Butts In the Seats: The Drucker Exchange quotes an article in Bloomberg Businessweek claiming “truly passionate U.S. employees” make up “a scant 11% of the workforce.” My first reaction was to wonder if the arts had a higher percentage of passionate employees than most sectors. The Drucker Institute piece mentions the responsibility of the employee to essentially manage their own careers because companies won’t do it for you.
ThinkProgress: It’s not yet clear how many people purchased insurance through the exchanges created under the Affordable Care Act that opened up yesterday. But one of the things I’ve been hearing from a lot of creative people is that the ACA has made it easy to be, or to contemplate being, an artist. Being a writer, or a visual artist, or a musician, or an actor, has always been an economically risky choice where a few people succeed in dramatic terms, a larger number figure out middle-class existences doing what they love at least part of the time, and others struggle to do what they love. The ACA, and the ability to purchase more affordable insurance as an individual, doesn’t change that economic calculus. But it does help minimize a risk factor that can make it impossible to attempt careers as artists at all.
www.hollywoodreporter.com: With the future of Corporate America internship programs on the line, Fox Entertainment Group has filed a petition before the 2nd Circuit Court of Appeals in an attempt to have a federal judge's controversial ruling in June reviewed.

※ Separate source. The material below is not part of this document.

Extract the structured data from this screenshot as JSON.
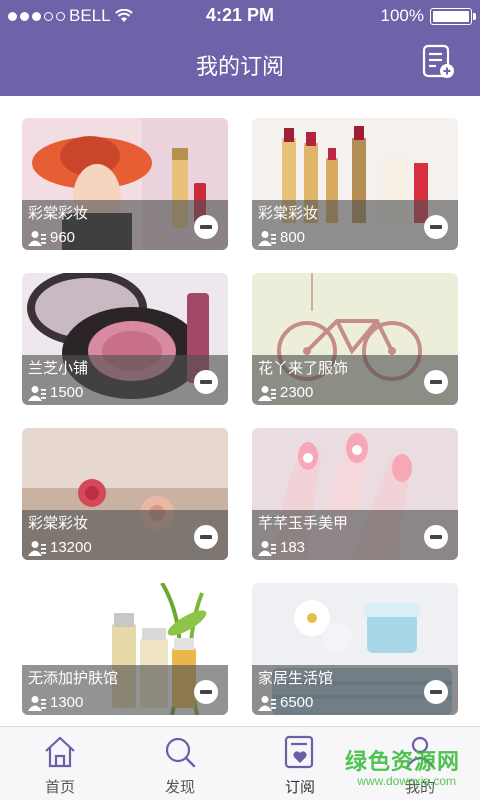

MinnesotaPlaylist.com: There's nothing we love more than a good, old-fashioned controversy. No matter how much we say we say that we wish people could be nice and get along and have long, respectful conversations about explosive issues, we still line up to watch the fireworks go off. No matter who you are, or how understanding you try to be of all sides of any issue, there is some always topic out there waiting for you to let loose the full power of your rage.
HowlRound: The tension—healthy or unhealthy—that has always existed between the artist and the critic is no secret. Having one’s creation judged by someone whose role seems to be to dictate the value of said work is a naturally touchy endeavor. Egos flare, defiant stances are taken, fingers point, and artists either breathe sighs of relief or look ahead to the task of rebuilding. Given the personal stakes at play here, it is no surprise that artists tend to view critics with trepidation and suspicion, if not outright disdain.